Bloomberg Businessweek spotlights CMC alumnus Jay Flatley, CEO of Illumina
It’s not hard to imagine this as a sci-fi movie, maybe Tom Cruise is the hero, trying to out-maneuver a team of scientists who are trying to steal his genome. It's embedded in a microchip he’s locked into his briefcase, and maybe the science folk want to replicate a rare genetic variant of his for––uh––not-so-noble biomedical reasons. That you could carry your genome––your entire genetic makeup–– in the palm of your hand may sound more light years away than palpably present. Or that variables in a person’s DNA are just a touch-screen-swipe away… (Really?) Really.

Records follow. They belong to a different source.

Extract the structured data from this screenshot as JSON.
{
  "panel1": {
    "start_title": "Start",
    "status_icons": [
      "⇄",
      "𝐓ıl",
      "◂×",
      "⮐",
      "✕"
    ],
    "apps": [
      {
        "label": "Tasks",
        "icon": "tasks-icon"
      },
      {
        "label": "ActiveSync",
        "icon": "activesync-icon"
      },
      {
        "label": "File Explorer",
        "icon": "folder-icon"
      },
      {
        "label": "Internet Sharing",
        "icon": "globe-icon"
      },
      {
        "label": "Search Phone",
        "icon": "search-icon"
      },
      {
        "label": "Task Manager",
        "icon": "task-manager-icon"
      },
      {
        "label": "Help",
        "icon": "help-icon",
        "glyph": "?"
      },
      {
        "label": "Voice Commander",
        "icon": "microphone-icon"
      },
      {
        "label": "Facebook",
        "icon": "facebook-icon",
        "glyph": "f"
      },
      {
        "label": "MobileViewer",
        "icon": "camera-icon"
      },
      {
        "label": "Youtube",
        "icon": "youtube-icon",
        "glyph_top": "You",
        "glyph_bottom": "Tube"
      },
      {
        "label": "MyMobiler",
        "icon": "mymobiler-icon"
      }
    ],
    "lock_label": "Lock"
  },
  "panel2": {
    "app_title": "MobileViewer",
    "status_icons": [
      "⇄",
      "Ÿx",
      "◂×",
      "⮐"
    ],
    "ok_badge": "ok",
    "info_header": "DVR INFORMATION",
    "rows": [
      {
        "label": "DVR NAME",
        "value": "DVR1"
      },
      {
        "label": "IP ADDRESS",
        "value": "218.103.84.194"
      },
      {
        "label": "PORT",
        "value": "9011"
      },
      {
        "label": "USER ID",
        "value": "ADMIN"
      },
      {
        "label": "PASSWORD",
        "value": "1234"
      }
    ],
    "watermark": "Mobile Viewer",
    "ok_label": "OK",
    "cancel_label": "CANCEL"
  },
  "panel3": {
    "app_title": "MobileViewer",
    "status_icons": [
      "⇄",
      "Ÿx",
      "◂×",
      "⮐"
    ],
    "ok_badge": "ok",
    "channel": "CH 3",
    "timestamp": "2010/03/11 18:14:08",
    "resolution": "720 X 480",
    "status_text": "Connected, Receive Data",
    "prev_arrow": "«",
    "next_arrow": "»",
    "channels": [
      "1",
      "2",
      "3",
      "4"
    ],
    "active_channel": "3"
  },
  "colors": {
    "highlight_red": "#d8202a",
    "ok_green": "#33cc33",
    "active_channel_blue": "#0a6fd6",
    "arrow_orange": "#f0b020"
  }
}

CMC alumnus Jay Flatley ’74 P’03 is among those on the frontline of this rapid acceleration in biotechnology. As CEO of Illumina, a multiple Fortune “Fastest-Growing” Company designee, Flatley is helping guide the production of machines dominating the genome-sequencing market. These are the machines, essentially, that are making it possible to collect, analyze, and apply a person’s full biological information. This sequencing has been particularly helpful in managing the care of cancer patients. “Cancer is a disease of the genome,” Flatley says. “Once you understand the mutation patterns of cancer, you have a much broader tool set to go and attack that disease.”
Illumina’s new HiSeq X (“High Seek 10”), in fact, is reported to be the “world’s first DNA-crunching supercomputer,” designed to make genome sequencing more affordable than it’s been. According to Bloomberg Businessweek, the price tag for sequencing a human genome is currently $10,000. With HiSeq X’s arrival, the price will drop to $1,000 in a few years, says Flatley, who was featured in the magazine’s Jan. 15 Technology section.
(Read the full interview with Bloomberg Businessweek writer Ashlee Vance.)
In a video accompanying the Bloomberg story, Flatley says getting the price of genome sequencing to a psychologically comfortable number was crucial––especially in terms of market expansion. “If you think about it, if you can get the right treatment to a patient for under $5,000, compared to the cost of getting the wrong treatment--and many of the cancer drugs today cost $5,000 to $10,000 a month--the health-economic benefit of that is enormous, not to mention the benefit to the patient in getting a drug prescribed that is actually going to have some positive effect on that patient.
“We think sequencing is going to become absolutely pervasive,” Flatley says. “And clearly that’s our goal as a company, to provide technologies that span the breadth requirements of the market, and have features that apply to all of the different market segments.”
Believe it or not, there’s also––yes––an app for that, which is why that technology is a swipe away. Illumina’s developed an app that allows a person to carry their whole human genome on their iPad, to share with physicians. (Flatley revealed some of that technology during a genome symposium in 2012. Watch it on Youtube.) The app is attempting to make user-friendly a massive amount of data that most physicians and consumers don’t yet know how to interpret.
Flatley visited CMC in 2012 and spoke at the Athenaeum. (Watch his presentation.) He was an economics-engineering major while at CMC and after three years, transferred into the industrial engineering program at Stanford, which enabled him to earn undergraduate degrees from both schools, while simultaneously working toward his master’s at Stanford.
“My CMC education was at least as important, if not more important, than the engineering work I did at Stanford,” he has said. He initially planned to be a management consultant, but during a job fair, his last interview was with a small laser company, and he ended up taking the offer. “It was the first time I had ever met someone who was an entrepreneur,” Flatley said of the mid-1970s. “We didn’t have classes in entrepreneurship back then… I got the bug and … decided to take the plunge and go into a small company.
The job would expose him early in his career to many different disciplines, including his first foray into the life sciences in 1987. In summer 1999, he joined San Diego-based Illumina, which was then developing micro rays. The company went public in 2000, raised $100 million, and enlisted a team of 40 people “three years away from our product––something you could never do today,” he said.
Matthew Ferber, director of the Molecular Genetic Laboratory at the Mayo Clinic, attended the 2012 genome symposium with Flatley.
“We recognize how absolutely transformational this next generation sequencing will be to the clinical process,” Ferber said. “This is akin to landing on the moon. We are actually going to transform medical care with this discovery.”